The Senate recently approved nearly $80 billion in IRS funding, with $45.6 billion specifically for enforcement. This new funding is expected to result in more tax audits. There is no sure way to avoid an IRS audit. However, there are some things that the IRS has generally viewed as “red flags.” These could increase the chances of an audit for taxpayers. Here are our top five tips to avoid an IRS audit.  

File Your Tax Return 

Currently, you must file a tax return if your gross income meets certain thresholds based on your age and filing status. If you meet the minimum income requirement and you do not file a federal income tax return, or file late. In 2024, you can be penalized 5% of your unpaid tax liability for each month your return is late. However, the penalty will not exceed 25% for your total tax balance. Additionally, you will incur a 0.5% per month for failure to pay penalty, up to 25%.

While both penalties have a cap, interest will continue to accrue until the balance is paid off. It is compounded daily at the federal short-term rate, plus an additional 3% for individuals. In 2024, the underpayment penalty is 8% for individual taxpayers. In addition, the IRS may prepare a substitute for return (SFR) on your behalf. They do this by using your W2 and 1099 forms for that tax year and even your bank account records. The SFR will likely result in a larger tax bill, since tax credits and deductions will not be claimed. In short, choosing to not file a return each year will not excuse you from paying taxes.  

Report All Income 

Underreporting income is one of the most common reasons taxpayers get audited. Remember, the IRS receives copies of all your W-2 and 1099 forms for the year. If incomes do not match up, they will investigate your tax situation. The IRS could then give you the IRS negligence penalty. This can cost you an additional 20% of the underpaid amount in penalties. That said, it’s always best to report all earnings the first time around. 

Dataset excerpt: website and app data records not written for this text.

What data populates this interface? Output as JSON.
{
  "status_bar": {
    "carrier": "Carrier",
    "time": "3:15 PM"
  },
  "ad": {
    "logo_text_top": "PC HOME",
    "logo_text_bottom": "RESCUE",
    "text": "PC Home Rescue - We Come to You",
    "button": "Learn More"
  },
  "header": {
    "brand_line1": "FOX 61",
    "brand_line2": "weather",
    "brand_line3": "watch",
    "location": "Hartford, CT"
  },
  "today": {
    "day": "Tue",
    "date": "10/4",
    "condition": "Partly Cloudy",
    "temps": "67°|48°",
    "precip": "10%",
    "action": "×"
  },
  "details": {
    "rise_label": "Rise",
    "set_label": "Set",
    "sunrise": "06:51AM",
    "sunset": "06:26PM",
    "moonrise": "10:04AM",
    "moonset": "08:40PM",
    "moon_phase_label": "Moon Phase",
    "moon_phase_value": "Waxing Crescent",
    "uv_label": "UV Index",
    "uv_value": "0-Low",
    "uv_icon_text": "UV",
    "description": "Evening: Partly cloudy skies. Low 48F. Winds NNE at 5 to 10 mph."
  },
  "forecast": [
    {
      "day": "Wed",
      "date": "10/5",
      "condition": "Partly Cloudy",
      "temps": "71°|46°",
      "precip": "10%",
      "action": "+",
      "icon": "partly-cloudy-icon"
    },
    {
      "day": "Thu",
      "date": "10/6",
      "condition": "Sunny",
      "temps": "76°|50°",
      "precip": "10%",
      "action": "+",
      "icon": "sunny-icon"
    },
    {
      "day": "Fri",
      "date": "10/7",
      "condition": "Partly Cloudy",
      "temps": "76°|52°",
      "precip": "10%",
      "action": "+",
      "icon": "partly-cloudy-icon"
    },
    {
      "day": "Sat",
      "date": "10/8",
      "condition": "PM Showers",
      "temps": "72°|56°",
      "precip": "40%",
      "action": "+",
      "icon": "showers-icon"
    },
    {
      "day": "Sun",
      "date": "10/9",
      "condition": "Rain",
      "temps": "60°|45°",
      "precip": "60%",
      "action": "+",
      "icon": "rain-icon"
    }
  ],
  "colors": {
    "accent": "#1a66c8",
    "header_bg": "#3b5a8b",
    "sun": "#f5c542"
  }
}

Use Common Sense with Business Expenses 

The IRS reminds taxpayers that business expenses should be “ordinary and necessary” to produce income for your specific trade or business. In other words, items like office equipment and advertising costs are fine, but you should not try to deduct your daily lunch expenses. You should always avoid comingling personal and business expenses. 

Keep Good Records 

Keeping good records that support your reported income is critical. This can include invoices, canceled checks, mileage logs, and other documents. The IRS recommends keeping records for three years after filing. Bookkeeping can be a tedious process, so it may be best to hire a professional if you are not up to the task. 

Know How to Report Losses 

The IRS will likely audit individuals and businesses that report multiple or consecutive losses. If your business claims a loss for several years, the IRS may classify it as a hobby instead of a for-profit business. Once this happens, you will not be allowed to claim a loss related to the business and you will have to prove that your “business” has an acceptable motive to earn a profit. 

Tax Relief for Taxpayers 

Odds of an audit increase when the IRS notices any red flags. The audit process can be tedious and taxing. Failing an audit can result in a huge, unforeseen tax bill. It’s best to seek assistance from experts who can help you avoid an IRS audit. Optima Tax Relief is the nation’s leading tax resolution firm with over a decade of experience helping taxpayers with tough tax situations.  

Contact Us Today for a No-Obligation Free Consultation 

** Optima Tax Relief is a tax resolution firm independent of the IRS**